Task requirements: Work through the entries below and show every line in which "field" is found.

Records from a collection:
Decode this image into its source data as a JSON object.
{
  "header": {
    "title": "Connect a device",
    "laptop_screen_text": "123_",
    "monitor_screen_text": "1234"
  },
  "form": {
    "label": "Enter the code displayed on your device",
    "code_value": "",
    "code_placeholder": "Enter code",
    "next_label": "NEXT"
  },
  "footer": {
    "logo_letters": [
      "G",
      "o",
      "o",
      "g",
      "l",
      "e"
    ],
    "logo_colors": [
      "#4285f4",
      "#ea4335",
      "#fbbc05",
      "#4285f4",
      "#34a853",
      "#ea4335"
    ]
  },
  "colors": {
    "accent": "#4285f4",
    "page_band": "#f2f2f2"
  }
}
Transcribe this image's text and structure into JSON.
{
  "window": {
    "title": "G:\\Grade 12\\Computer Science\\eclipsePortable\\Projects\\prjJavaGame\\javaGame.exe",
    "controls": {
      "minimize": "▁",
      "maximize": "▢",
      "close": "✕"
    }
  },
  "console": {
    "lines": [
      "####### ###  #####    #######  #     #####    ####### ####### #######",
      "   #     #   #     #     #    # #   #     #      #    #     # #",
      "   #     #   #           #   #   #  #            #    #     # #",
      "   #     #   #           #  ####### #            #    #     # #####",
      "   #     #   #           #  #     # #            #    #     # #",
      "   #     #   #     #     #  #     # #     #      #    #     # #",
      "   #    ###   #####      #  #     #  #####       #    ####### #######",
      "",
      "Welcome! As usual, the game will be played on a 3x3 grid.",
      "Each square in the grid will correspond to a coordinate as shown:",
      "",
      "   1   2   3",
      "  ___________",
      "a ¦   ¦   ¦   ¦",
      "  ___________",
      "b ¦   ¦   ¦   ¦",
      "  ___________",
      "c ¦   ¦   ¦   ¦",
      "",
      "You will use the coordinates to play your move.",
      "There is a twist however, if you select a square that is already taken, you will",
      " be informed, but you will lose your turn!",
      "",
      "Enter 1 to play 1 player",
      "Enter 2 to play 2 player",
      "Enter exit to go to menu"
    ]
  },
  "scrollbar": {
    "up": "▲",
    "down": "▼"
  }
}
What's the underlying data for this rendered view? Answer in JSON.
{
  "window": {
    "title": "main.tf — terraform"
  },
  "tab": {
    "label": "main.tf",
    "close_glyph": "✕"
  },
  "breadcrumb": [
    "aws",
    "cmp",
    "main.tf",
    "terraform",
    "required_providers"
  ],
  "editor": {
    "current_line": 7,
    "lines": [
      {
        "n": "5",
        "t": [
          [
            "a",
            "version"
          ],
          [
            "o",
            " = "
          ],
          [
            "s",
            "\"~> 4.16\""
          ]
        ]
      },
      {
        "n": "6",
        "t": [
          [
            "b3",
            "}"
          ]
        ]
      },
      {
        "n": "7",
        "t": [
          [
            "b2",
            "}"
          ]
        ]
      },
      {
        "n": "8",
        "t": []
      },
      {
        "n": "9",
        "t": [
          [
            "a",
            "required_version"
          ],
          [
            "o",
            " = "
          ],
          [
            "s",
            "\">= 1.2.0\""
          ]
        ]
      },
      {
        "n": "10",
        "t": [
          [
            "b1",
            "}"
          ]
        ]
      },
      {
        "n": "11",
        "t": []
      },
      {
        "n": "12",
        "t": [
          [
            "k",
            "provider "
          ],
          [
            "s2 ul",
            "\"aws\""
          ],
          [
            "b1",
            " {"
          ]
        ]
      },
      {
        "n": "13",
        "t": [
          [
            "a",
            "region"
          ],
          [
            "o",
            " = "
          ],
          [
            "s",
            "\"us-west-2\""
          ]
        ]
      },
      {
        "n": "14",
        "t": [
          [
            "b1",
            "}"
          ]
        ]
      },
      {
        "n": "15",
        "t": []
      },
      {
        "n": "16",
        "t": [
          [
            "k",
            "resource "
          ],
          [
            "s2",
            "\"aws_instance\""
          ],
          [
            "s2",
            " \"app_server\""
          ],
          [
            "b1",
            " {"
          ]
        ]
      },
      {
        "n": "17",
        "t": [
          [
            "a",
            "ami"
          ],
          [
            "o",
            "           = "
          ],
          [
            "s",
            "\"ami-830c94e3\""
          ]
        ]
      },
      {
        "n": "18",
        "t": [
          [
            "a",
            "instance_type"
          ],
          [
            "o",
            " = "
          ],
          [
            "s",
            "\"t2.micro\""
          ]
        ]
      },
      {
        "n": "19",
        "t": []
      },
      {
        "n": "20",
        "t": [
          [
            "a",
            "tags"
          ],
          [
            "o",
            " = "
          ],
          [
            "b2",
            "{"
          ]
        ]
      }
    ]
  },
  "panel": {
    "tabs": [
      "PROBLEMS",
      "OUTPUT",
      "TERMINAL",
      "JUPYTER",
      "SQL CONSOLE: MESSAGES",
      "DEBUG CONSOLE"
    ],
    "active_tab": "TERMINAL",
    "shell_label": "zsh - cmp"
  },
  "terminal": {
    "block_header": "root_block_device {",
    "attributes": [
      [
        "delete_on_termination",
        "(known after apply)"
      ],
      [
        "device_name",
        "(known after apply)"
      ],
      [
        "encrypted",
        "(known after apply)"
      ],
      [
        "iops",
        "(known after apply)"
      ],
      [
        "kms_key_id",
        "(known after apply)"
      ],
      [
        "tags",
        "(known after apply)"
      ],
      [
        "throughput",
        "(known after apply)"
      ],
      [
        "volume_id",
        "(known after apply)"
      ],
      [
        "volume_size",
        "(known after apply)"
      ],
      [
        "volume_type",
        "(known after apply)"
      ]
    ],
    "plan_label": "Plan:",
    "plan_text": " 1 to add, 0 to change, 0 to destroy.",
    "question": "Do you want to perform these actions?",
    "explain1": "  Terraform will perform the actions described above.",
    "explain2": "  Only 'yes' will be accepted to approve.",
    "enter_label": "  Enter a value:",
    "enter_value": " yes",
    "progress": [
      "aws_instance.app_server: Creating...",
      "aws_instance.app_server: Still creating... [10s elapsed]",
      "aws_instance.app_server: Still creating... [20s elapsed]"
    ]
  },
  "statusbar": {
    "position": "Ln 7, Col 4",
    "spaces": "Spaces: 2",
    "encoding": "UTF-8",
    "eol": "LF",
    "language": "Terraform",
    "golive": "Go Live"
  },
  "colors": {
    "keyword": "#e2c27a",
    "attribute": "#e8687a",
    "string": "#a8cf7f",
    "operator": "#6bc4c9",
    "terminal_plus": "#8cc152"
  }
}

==

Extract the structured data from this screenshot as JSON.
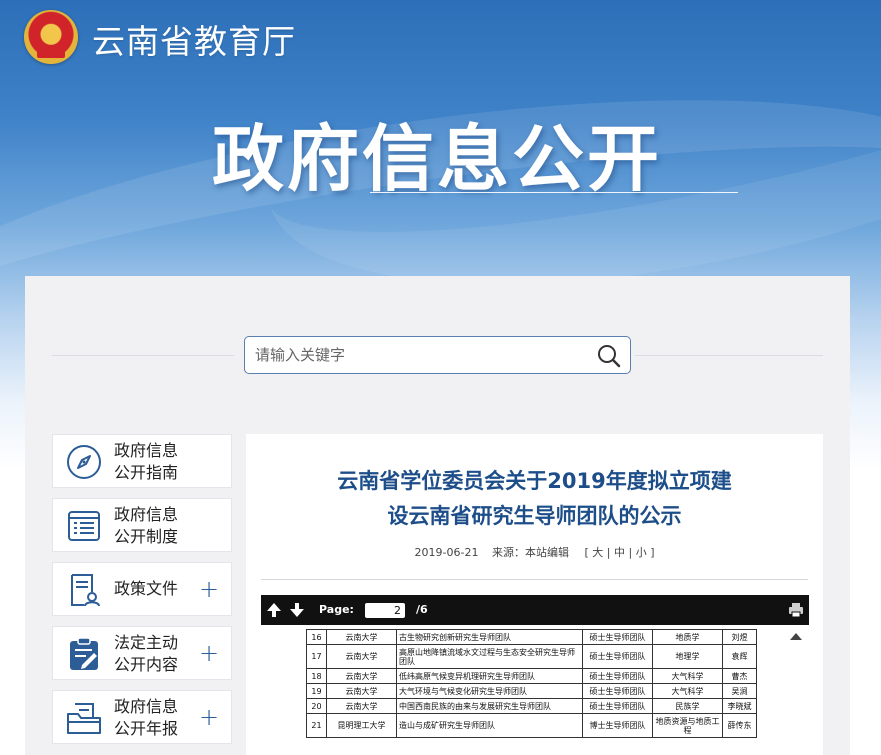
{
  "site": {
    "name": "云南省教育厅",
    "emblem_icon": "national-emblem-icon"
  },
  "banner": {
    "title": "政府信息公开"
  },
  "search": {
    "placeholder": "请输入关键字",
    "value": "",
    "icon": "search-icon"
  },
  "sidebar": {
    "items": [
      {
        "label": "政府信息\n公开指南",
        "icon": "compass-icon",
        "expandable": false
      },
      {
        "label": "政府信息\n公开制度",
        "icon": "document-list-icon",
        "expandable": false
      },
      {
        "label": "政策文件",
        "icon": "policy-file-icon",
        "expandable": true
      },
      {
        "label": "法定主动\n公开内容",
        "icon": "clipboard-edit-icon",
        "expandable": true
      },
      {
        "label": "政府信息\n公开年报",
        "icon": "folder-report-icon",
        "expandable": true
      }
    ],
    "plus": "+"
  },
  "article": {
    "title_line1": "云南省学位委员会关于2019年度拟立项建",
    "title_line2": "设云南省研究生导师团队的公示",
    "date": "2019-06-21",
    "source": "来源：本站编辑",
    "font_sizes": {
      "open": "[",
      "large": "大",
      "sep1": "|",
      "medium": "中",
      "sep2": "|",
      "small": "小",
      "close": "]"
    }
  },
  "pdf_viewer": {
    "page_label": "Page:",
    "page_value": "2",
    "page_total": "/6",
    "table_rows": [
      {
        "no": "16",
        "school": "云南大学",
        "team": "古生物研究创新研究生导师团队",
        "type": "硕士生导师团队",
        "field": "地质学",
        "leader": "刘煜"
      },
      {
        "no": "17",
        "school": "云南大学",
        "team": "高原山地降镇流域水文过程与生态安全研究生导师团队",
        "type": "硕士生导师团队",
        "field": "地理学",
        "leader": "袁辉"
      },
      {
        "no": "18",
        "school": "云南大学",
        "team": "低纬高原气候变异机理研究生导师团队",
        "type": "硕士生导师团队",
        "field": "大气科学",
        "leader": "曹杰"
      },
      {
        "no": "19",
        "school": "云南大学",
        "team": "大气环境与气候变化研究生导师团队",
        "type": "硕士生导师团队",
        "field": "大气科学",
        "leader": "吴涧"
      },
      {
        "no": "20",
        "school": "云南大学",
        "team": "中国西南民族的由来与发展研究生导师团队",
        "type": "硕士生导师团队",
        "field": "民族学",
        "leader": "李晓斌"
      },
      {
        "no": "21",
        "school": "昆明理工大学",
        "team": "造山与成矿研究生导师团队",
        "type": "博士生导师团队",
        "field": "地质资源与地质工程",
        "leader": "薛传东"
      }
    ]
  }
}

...

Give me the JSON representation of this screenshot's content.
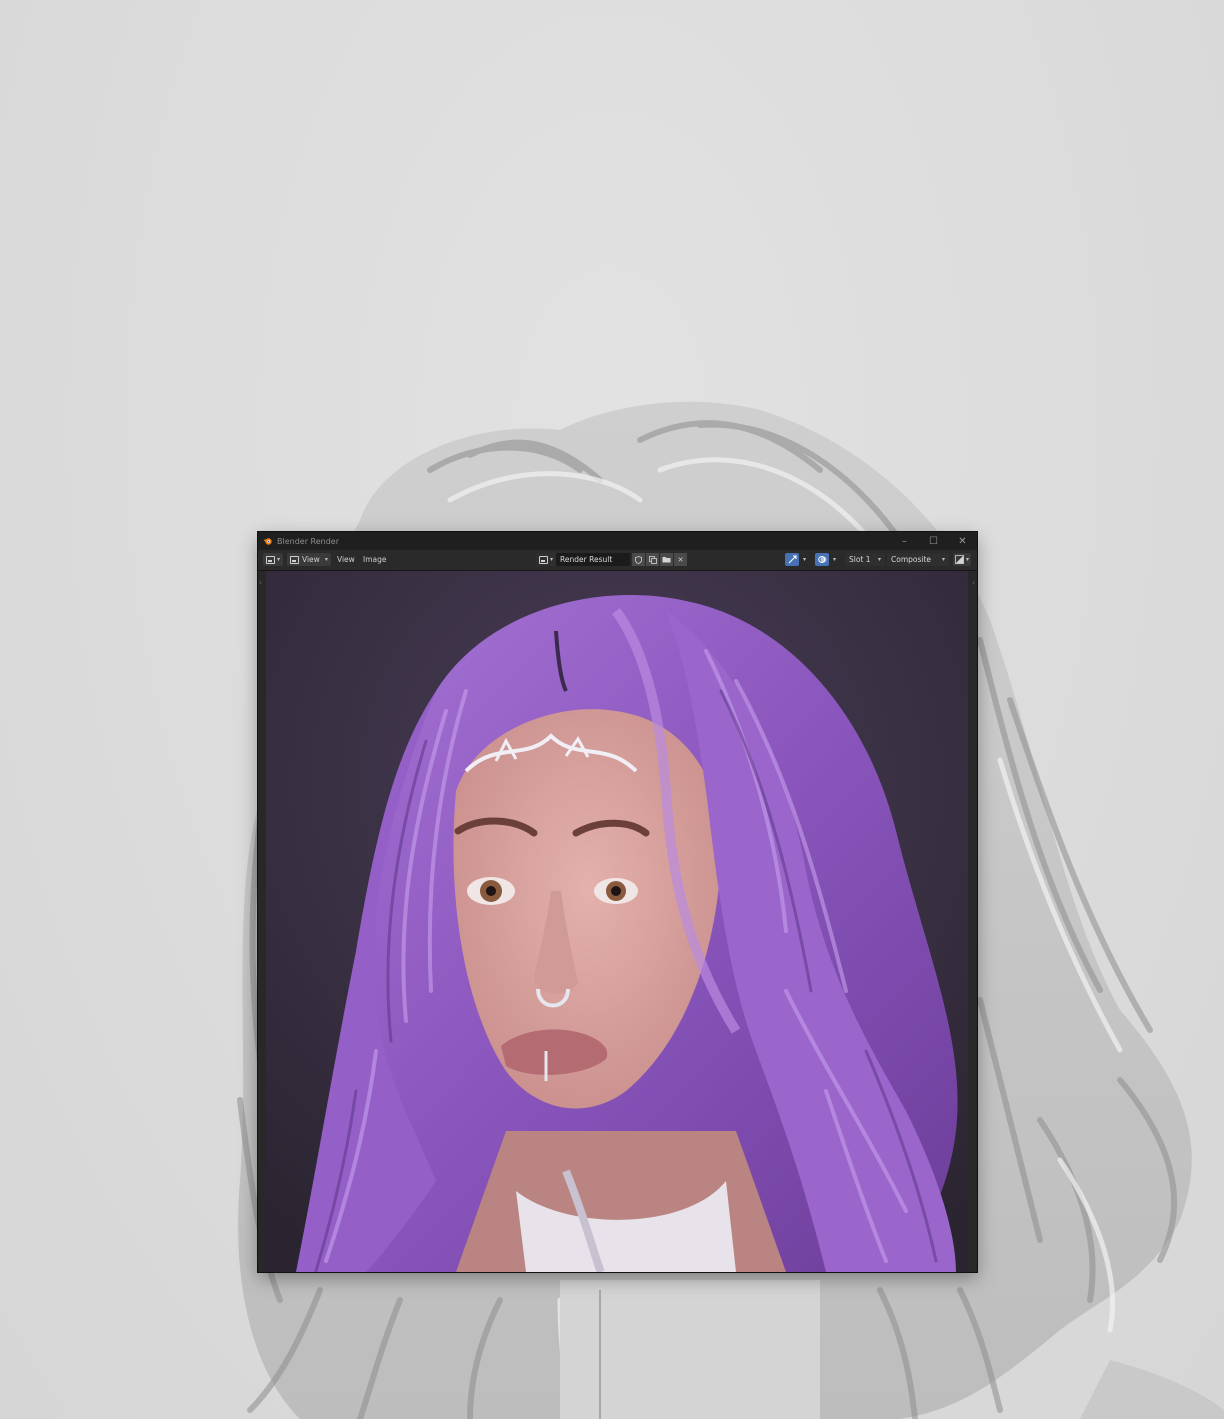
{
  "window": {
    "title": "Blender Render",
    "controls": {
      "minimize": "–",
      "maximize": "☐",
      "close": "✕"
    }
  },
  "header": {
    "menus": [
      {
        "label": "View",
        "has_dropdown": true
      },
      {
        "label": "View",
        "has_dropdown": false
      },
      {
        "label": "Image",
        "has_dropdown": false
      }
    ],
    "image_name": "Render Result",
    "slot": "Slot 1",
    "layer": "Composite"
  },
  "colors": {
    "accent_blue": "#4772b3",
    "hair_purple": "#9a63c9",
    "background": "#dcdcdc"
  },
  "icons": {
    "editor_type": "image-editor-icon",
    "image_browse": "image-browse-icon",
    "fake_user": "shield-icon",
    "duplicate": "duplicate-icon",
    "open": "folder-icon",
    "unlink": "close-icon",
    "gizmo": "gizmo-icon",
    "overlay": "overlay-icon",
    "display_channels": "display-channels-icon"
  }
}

Solution to this task:
        "field": "地质学",
        "field": "地理学",
        "field": "大气科学",
        "field": "大气科学",
        "field": "民族学",
        "field": "地质资源与地质工程",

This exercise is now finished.